START Given entries

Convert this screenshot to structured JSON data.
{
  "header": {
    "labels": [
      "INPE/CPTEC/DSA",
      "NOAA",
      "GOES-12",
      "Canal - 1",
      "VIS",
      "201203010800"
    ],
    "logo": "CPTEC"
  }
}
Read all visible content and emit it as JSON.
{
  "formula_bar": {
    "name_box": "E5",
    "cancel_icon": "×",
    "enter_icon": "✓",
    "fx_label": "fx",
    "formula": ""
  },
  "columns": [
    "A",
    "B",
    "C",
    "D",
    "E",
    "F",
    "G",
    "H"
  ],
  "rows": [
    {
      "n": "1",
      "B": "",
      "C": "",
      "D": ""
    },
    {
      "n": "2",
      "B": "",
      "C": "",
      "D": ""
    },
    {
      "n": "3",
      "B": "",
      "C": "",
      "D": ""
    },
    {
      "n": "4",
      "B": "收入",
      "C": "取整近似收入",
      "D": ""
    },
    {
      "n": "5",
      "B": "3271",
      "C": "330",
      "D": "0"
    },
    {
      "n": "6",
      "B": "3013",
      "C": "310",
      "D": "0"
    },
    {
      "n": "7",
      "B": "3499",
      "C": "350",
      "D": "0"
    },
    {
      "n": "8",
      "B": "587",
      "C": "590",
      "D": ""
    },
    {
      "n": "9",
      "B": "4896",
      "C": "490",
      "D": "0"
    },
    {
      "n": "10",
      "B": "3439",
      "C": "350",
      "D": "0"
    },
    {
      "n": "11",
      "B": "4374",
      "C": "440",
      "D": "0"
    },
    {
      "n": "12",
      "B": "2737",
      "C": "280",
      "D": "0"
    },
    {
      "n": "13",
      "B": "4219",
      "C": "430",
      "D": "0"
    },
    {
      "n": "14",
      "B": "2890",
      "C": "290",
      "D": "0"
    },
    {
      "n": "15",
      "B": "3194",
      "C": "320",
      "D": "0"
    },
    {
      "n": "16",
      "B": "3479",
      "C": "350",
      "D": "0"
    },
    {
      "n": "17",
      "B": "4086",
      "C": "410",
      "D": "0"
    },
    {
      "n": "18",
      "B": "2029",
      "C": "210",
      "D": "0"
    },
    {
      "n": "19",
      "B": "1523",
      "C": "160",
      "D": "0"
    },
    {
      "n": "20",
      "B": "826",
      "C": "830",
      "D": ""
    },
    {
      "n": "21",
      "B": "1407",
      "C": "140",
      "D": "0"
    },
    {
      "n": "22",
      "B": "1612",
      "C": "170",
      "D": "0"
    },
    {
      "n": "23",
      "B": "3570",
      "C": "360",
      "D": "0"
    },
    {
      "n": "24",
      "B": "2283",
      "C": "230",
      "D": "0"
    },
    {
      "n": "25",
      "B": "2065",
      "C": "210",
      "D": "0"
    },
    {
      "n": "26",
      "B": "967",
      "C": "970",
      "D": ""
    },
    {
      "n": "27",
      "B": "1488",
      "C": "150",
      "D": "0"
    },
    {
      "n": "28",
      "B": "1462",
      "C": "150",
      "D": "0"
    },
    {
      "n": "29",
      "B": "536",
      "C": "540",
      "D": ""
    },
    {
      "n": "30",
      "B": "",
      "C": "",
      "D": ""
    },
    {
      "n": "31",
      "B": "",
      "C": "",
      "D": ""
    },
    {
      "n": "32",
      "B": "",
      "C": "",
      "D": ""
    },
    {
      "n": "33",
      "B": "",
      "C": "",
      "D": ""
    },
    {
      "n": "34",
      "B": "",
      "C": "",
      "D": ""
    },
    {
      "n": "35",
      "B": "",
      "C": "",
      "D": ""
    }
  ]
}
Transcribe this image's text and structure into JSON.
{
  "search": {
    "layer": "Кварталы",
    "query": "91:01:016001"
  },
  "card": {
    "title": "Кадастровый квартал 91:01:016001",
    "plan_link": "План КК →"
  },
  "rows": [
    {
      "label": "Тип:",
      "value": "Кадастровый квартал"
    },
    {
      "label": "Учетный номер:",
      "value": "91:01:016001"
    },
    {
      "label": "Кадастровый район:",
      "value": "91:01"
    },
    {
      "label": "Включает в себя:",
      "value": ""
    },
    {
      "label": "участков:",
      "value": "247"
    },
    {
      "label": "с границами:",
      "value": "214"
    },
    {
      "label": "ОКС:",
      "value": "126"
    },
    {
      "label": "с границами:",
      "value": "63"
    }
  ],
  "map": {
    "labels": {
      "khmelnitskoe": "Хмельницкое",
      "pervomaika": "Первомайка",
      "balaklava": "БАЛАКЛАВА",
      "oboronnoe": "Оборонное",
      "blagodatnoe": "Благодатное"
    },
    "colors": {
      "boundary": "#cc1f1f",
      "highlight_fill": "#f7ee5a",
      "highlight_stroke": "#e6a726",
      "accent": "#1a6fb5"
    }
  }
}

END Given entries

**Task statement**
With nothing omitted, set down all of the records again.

**Final answer**
Convert this screenshot to structured JSON data.
{
  "header": {
    "labels": [
      "INPE/CPTEC/DSA",
      "NOAA",
      "GOES-12",
      "Canal - 1",
      "VIS",
      "201203010800"
    ],
    "logo": "CPTEC"
  }
}
Read all visible content and emit it as JSON.
{
  "formula_bar": {
    "name_box": "E5",
    "cancel_icon": "×",
    "enter_icon": "✓",
    "fx_label": "fx",
    "formula": ""
  },
  "columns": [
    "A",
    "B",
    "C",
    "D",
    "E",
    "F",
    "G",
    "H"
  ],
  "rows": [
    {
      "n": "1",
      "B": "",
      "C": "",
      "D": ""
    },
    {
      "n": "2",
      "B": "",
      "C": "",
      "D": ""
    },
    {
      "n": "3",
      "B": "",
      "C": "",
      "D": ""
    },
    {
      "n": "4",
      "B": "收入",
      "C": "取整近似收入",
      "D": ""
    },
    {
      "n": "5",
      "B": "3271",
      "C": "330",
      "D": "0"
    },
    {
      "n": "6",
      "B": "3013",
      "C": "310",
      "D": "0"
    },
    {
      "n": "7",
      "B": "3499",
      "C": "350",
      "D": "0"
    },
    {
      "n": "8",
      "B": "587",
      "C": "590",
      "D": ""
    },
    {
      "n": "9",
      "B": "4896",
      "C": "490",
      "D": "0"
    },
    {
      "n": "10",
      "B": "3439",
      "C": "350",
      "D": "0"
    },
    {
      "n": "11",
      "B": "4374",
      "C": "440",
      "D": "0"
    },
    {
      "n": "12",
      "B": "2737",
      "C": "280",
      "D": "0"
    },
    {
      "n": "13",
      "B": "4219",
      "C": "430",
      "D": "0"
    },
    {
      "n": "14",
      "B": "2890",
      "C": "290",
      "D": "0"
    },
    {
      "n": "15",
      "B": "3194",
      "C": "320",
      "D": "0"
    },
    {
      "n": "16",
      "B": "3479",
      "C": "350",
      "D": "0"
    },
    {
      "n": "17",
      "B": "4086",
      "C": "410",
      "D": "0"
    },
    {
      "n": "18",
      "B": "2029",
      "C": "210",
      "D": "0"
    },
    {
      "n": "19",
      "B": "1523",
      "C": "160",
      "D": "0"
    },
    {
      "n": "20",
      "B": "826",
      "C": "830",
      "D": ""
    },
    {
      "n": "21",
      "B": "1407",
      "C": "140",
      "D": "0"
    },
    {
      "n": "22",
      "B": "1612",
      "C": "170",
      "D": "0"
    },
    {
      "n": "23",
      "B": "3570",
      "C": "360",
      "D": "0"
    },
    {
      "n": "24",
      "B": "2283",
      "C": "230",
      "D": "0"
    },
    {
      "n": "25",
      "B": "2065",
      "C": "210",
      "D": "0"
    },
    {
      "n": "26",
      "B": "967",
      "C": "970",
      "D": ""
    },
    {
      "n": "27",
      "B": "1488",
      "C": "150",
      "D": "0"
    },
    {
      "n": "28",
      "B": "1462",
      "C": "150",
      "D": "0"
    },
    {
      "n": "29",
      "B": "536",
      "C": "540",
      "D": ""
    },
    {
      "n": "30",
      "B": "",
      "C": "",
      "D": ""
    },
    {
      "n": "31",
      "B": "",
      "C": "",
      "D": ""
    },
    {
      "n": "32",
      "B": "",
      "C": "",
      "D": ""
    },
    {
      "n": "33",
      "B": "",
      "C": "",
      "D": ""
    },
    {
      "n": "34",
      "B": "",
      "C": "",
      "D": ""
    },
    {
      "n": "35",
      "B": "",
      "C": "",
      "D": ""
    }
  ]
}
Transcribe this image's text and structure into JSON.
{
  "search": {
    "layer": "Кварталы",
    "query": "91:01:016001"
  },
  "card": {
    "title": "Кадастровый квартал 91:01:016001",
    "plan_link": "План КК →"
  },
  "rows": [
    {
      "label": "Тип:",
      "value": "Кадастровый квартал"
    },
    {
      "label": "Учетный номер:",
      "value": "91:01:016001"
    },
    {
      "label": "Кадастровый район:",
      "value": "91:01"
    },
    {
      "label": "Включает в себя:",
      "value": ""
    },
    {
      "label": "участков:",
      "value": "247"
    },
    {
      "label": "с границами:",
      "value": "214"
    },
    {
      "label": "ОКС:",
      "value": "126"
    },
    {
      "label": "с границами:",
      "value": "63"
    }
  ],
  "map": {
    "labels": {
      "khmelnitskoe": "Хмельницкое",
      "pervomaika": "Первомайка",
      "balaklava": "БАЛАКЛАВА",
      "oboronnoe": "Оборонное",
      "blagodatnoe": "Благодатное"
    },
    "colors": {
      "boundary": "#cc1f1f",
      "highlight_fill": "#f7ee5a",
      "highlight_stroke": "#e6a726",
      "accent": "#1a6fb5"
    }
  }
}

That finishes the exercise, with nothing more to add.